Three of the four main militant nationalist groups in Northern Ireland said they are merging and reclaiming the banner of the IRA in a threat to intensify a campaign of violence against the continued British presence in the province.
The Real IRA has been joined by Republican Action against Drugs - a Londonderry vigilante group - and what a statement described as “non conformist republicans” - smaller independent groups operating in Belfast and rural areas of Northern Ireland.
It is the first time since the signing of a 1998 peace deals which copper-fastened the Provisional IRA’s ceasefire that most of the disparate republican groups still intent on violence has come together under a single leadership. But the Continuity IRA, the other main dissident nationalist group opposed to the peace deal, which largely ended three decades of violence in which over 3,600 people died, is not part of the new organization. The Continuity IRA said in a separate statement on July 26 that it had a new leadership and was intent on pursuing its own campaign for a united Ireland.
International monitors confirmed in 2005 that the Irish Republican Army had given up all its weapons. But sporadic violence has increased in recent years with the Real IRA, which was behind the murder of two British soldiers in 2009, leading the way. The new group said on July 26 it had formed a “unified structure, under a single leadership” and that it would be “subservient to the constitution of the Irish Republican Army” - the banner under which opposition to British involvement in Ireland has operated for more than a century.
New group includes armed dissidents
It includes independent dissidents who have been responsible for the murder of one policeman, injury of others and a series of attacks on officers in recent years.
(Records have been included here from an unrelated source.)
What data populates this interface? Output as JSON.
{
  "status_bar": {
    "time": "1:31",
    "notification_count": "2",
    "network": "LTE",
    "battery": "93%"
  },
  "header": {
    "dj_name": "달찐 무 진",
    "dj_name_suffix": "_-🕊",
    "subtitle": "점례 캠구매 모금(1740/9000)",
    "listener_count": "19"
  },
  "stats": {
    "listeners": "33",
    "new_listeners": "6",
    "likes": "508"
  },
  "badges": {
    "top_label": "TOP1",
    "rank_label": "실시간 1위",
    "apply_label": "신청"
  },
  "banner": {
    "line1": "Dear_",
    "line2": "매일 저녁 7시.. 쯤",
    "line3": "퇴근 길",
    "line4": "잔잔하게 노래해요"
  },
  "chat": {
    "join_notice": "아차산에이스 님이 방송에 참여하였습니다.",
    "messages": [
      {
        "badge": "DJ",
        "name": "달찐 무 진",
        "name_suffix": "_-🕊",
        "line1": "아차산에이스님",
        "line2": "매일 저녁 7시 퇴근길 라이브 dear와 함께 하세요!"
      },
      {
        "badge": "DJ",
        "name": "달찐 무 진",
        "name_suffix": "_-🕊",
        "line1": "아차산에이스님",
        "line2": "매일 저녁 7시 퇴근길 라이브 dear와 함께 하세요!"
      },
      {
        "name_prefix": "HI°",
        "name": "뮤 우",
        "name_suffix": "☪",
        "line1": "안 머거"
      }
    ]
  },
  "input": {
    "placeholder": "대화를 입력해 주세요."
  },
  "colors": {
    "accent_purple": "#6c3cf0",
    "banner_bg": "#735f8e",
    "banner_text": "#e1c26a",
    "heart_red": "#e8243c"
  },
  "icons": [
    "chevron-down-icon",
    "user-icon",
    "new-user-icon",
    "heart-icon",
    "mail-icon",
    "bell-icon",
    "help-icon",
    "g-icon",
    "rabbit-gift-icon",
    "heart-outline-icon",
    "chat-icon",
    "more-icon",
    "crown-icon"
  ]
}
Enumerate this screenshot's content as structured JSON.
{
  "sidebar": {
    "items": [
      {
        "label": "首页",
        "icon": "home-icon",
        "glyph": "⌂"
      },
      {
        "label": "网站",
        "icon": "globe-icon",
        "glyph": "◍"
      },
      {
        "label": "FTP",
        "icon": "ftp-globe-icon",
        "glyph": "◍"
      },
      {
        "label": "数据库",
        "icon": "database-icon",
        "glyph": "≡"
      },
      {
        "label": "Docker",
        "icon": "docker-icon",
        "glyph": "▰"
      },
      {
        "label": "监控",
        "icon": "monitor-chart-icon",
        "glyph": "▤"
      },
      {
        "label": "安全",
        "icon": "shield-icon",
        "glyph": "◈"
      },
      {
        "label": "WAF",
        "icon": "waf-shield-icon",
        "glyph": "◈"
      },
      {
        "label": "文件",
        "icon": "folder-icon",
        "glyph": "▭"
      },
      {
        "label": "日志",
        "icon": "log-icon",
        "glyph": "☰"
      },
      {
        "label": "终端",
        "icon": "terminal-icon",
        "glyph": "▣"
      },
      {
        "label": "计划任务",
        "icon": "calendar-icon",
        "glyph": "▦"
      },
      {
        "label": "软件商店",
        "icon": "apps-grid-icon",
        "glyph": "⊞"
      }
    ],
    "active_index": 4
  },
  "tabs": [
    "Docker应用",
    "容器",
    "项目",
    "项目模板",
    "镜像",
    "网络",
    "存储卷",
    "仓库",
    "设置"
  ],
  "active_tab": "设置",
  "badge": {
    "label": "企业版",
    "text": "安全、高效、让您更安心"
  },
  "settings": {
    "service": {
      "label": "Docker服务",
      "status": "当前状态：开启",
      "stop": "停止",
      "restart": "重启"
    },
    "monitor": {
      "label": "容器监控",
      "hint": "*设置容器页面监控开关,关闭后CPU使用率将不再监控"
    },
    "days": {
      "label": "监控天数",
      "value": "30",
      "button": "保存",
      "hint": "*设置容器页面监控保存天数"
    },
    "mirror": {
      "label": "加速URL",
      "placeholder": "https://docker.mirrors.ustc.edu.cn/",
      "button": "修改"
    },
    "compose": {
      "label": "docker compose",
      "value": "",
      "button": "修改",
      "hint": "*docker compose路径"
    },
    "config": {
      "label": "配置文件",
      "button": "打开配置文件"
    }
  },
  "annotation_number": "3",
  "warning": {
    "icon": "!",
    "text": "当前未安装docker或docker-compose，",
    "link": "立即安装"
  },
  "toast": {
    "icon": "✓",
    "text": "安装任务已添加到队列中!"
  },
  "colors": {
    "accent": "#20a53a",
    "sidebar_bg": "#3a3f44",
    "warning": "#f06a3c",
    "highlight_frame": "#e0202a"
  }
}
Nationalist sources said the new group includes several hundred armed dissidents, including some former members of the Provisional IRA disenchanted with the peace process and their political wing - Sinn Fein.